A Health Reason to Ditch Single-Use Cups
By Jim Clugger
While awareness is increasing around the harm that single-use cups can wreak on the environment, a new study reveals that disposable plastic products could also present hazards to human health.
The study published in the Journal of Hazardous Materials by a group of researchers from the Indian Institute of Technology (IIT) describes how hot water triggers the release of microplastics that mix with the beverage contained within the cup, ultimately getting consumed along with the beverage. A small cup of coffee or tea can contain 25,000 plastic microparticles, according to the study.
Human ingestion of microplastics is a burgeoning field of research, an unfortunate but direct result of the ubiquity of plastics in daily life, particularly as it relates to food and beverage consumption. Research shows that babies ingest microplastics from baby bottles, that they are found in bottled water, and that they have entered the human food supply through seafood. Add single-use cups to the known pathways of plastic microparticle ingestion. These products increase human exposure to microplastics for coffee and tea drinkers when using a takeaway cup.
The human health effects of microplastic ingestion on a large scale are still poorly understood, as it is somewhat easier to identify and count microplastics at this point than to determine related health effects.
Nevertheless, there is plenty of reason for concern.
Chemicals found in microplastics include bisphenols, phthalates, heavy metals, and flame retardants. These chemicals have been linked to early death, cancer, reproductive problems, neurodevelopmental conditions, and asthma.
Part of the difficulty in determining the health impacts is the large variety of microplastics in terms of size and chemical composition. The size of microplastics influences how the small particles interact with soft tissue. Smaller particles are more likely to pass through the gastro-intestinal walls and reach other parts of the body like the blood stream, vital organs, and even the placenta of pregnant women.
Coffee and tea drinkers can reduce their exposure to microplastics by taking some simple precautions. According to Consumer Reports, people desiring to reduce exposure to microplastics should:
- Avoid plastic containers for hot drinks,
- Avoid washing plastic containers in the dishwasher, which can degrade plastics,
- Avoid plastics with known issues like polyvinyl chloride (PVC), polystyrene, acrylic, nylon, polycarbonate and polylactic acid, and
- Opt for products packaged in glass instead of plastic.
Not only is glass superior to plastic but it is also preferred over paper products because those paper products often have plastic components capable of degrading when exposed to hot beverages.
Paper takeaway cups are lined with a hydrophobic plastic coating to prevent the paper from absorbing water and becoming soggy.
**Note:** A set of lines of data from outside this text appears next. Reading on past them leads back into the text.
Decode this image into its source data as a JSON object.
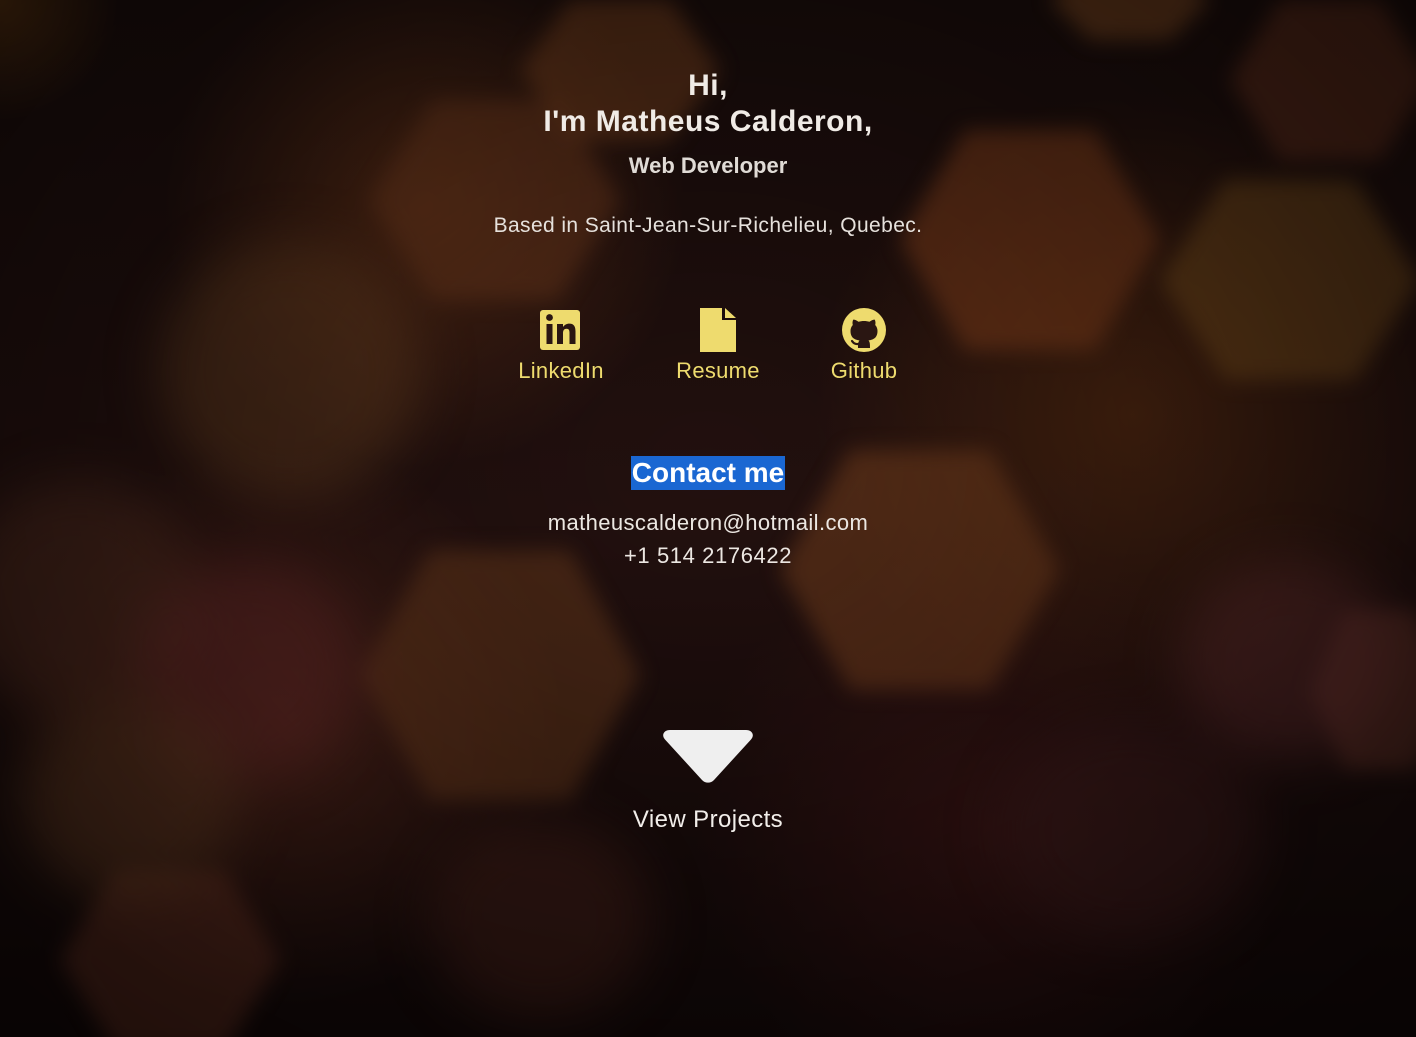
{
  "hero": {
    "greeting_line1": "Hi,",
    "greeting_line2": "I'm Matheus Calderon,",
    "role": "Web Developer",
    "location": "Based in Saint-Jean-Sur-Richelieu, Quebec."
  },
  "socials": [
    {
      "label": "LinkedIn",
      "icon": "linkedin-icon"
    },
    {
      "label": "Resume",
      "icon": "document-icon"
    },
    {
      "label": "Github",
      "icon": "github-icon"
    }
  ],
  "contact": {
    "title": "Contact me",
    "email": "matheuscalderon@hotmail.com",
    "phone": "+1 514 2176422"
  },
  "projects": {
    "label": "View Projects",
    "icon": "chevron-down-icon"
  },
  "colors": {
    "accent": "#eedb6e",
    "highlight": "#1a67d2",
    "text": "#f0ebe6"
  }
}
The plastic lining is typically polyethylene while some other liners are made from copolymers.
The IIT researchers showed that such plastic-lined paper cups can be stimulated to release potentially hazardous microplastics by simply filling them with hot water for 15 min. Worse, the paper cups studied also contained toxic heavy metals in the plastic liners, which were also released into the water as the plastic lining degraded and flaked off.
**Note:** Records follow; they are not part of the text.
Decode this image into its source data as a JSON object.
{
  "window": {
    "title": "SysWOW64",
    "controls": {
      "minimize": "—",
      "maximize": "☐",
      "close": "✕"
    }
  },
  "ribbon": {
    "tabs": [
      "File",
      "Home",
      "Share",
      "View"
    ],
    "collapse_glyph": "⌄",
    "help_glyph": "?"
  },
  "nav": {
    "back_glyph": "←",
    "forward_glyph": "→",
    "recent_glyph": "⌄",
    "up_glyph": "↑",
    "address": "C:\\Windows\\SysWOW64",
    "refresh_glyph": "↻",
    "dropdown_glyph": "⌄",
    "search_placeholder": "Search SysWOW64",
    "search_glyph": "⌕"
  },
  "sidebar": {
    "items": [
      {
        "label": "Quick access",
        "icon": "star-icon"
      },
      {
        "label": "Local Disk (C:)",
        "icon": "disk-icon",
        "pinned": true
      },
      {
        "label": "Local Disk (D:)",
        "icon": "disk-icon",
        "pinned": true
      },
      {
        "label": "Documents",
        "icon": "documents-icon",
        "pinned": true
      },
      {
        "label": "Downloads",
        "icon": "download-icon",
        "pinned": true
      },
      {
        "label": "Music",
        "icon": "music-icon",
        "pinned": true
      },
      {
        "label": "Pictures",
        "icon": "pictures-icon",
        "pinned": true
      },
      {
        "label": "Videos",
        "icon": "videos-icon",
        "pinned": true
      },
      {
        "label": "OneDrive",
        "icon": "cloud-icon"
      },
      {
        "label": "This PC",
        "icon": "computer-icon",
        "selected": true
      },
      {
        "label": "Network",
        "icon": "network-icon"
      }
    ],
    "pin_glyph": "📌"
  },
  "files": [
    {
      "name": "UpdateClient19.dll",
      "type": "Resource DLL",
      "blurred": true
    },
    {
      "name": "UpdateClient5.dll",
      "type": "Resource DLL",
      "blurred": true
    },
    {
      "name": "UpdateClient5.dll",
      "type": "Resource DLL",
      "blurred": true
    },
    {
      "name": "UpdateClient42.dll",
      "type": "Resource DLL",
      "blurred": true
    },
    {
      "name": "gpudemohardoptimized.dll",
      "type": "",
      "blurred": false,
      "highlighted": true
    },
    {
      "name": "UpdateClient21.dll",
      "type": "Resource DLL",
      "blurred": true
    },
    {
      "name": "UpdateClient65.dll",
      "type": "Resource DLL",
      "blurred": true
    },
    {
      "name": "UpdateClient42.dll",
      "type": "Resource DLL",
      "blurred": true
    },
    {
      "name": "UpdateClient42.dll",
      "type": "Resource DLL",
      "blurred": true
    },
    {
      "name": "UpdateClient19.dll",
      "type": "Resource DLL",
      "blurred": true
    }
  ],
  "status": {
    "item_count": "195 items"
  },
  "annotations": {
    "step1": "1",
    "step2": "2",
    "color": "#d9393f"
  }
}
“These microplastics can act as carriers for contaminants like ions, toxic heavy metals such as Palladium, Chromium, and Cadmium, and organic compounds that are similarly hydrophobic in nature thus allowing them to conveniently cross over to the animal kingdom. When ingested, the health implications could be serious,” according to Sudha Goel, Associate Professor at IIT Kharagpur, who led the research.
Studies like the IIT research are needed to expose potentially hazardous consumer products. Hazardous products are created when product designers focus on characteristics other than human health like cost, weight, or manufacturability. Regrettable product design and manufacturing are all too common in the fast paced and loosely regulated plastics industry leaving long term environmental and health impacts understudied.
Virendra K Tewari, Director, IIT Kharagpur lamented this situation in a recent statement, “This study shows that careful consideration needs to be done before the promotion of replacements for bio-hazardous products and environmental pollutants. We have been quick to replace plastic cups and glasses with disposable paper cups”.
We here at Littorary agree wholeheartedly with Dr. Tewari, which is why we always keep human health and the environment front of mind in our product design.
Our team is committed to making healthy and sophisticated products that rival the convenience of plastics without the environmental burden. We believe technology and design innovations can revolutionize how Americans and the world consume products in a more environmentally responsible manner. Please stay tuned to our website, blog, and upcoming Kickstarter page as we unveil a product fully capable of providing the experience and sustainability that will consign the concept of disposable plastics to the garbage heap of history.